This is the second part of my tour of Marrakech. To read the first part, click here.
The Saadian Tombs are one of the top tourist attractions in Marrakech. The tombs are the final resting place for several members of the Saadi dynasty, including Sultan Ahmad al-Mansur. The entrance to the tombs is just a random opening in the wall which is fairly hard to locate if you don’t know what you are looking for (like pretty much every attraction in Morocco). If you can find the tombs, it is worth the 10 Mdh to take a peek inside. There are no information plaques, so it is helpful to have a guide give you a tour.
Marrakech is hectic. From the moment my taxi dropped me off at the entrance to the medina, I was immersed in a world unlike anything I had experienced before. The tight, winding streets of the medina lead you past aggressive vendors, playful children, cafes and restaurants, zooming motorbikes, and donkeys. It’s a city that combines the old with the new.
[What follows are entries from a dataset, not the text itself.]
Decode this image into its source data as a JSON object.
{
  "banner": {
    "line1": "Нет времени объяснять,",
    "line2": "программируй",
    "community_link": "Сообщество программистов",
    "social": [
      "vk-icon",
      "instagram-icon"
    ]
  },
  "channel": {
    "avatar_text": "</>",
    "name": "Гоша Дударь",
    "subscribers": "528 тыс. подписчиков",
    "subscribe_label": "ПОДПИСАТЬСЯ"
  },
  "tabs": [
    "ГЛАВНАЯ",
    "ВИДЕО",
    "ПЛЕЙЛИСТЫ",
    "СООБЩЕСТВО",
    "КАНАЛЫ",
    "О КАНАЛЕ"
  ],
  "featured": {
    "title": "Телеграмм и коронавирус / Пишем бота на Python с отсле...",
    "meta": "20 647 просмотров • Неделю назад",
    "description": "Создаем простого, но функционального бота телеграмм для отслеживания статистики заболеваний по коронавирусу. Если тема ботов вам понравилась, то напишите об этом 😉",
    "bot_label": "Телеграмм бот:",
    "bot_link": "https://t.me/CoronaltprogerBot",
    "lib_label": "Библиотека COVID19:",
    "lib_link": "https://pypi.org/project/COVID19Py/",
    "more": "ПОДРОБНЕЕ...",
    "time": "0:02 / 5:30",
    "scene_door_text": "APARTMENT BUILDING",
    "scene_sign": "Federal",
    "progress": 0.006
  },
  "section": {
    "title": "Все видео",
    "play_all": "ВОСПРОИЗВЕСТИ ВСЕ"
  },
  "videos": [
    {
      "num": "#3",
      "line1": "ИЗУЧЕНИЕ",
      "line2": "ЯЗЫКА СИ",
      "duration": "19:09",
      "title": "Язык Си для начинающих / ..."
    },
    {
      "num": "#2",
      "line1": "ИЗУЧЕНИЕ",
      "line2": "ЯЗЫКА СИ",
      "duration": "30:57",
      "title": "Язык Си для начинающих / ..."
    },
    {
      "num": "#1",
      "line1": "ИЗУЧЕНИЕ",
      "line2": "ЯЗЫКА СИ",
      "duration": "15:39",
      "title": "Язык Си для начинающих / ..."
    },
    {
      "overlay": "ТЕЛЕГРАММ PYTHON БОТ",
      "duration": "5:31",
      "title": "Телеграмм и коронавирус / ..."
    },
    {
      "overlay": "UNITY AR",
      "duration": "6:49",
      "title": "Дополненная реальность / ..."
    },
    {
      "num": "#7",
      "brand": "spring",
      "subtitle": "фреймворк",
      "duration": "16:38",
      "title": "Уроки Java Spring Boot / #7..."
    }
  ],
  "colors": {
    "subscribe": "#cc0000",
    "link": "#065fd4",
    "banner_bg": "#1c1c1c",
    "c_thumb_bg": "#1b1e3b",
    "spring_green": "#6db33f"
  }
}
I had booked a riad (traditional guest house with a courtyard) online. At first I thought I could find the riad on my own, but that was a mistake. After a good fifteen minutes of wandering in circles, I finally caved and asked for help. An older man was kind enough (for a price) to lead me to an unremarkable door down one of the back alleys. The whole situation felt a little shady. I knocked, and the riad owner warmly welcomed me inside and took me to my beautifully decorated room. The calm inside the riad was refreshing. I was a little hesitant to venture back out into the city, but when I did, I was rewarded with beautiful buildings, fascinating history and a melting pot of cultures all converging in one place.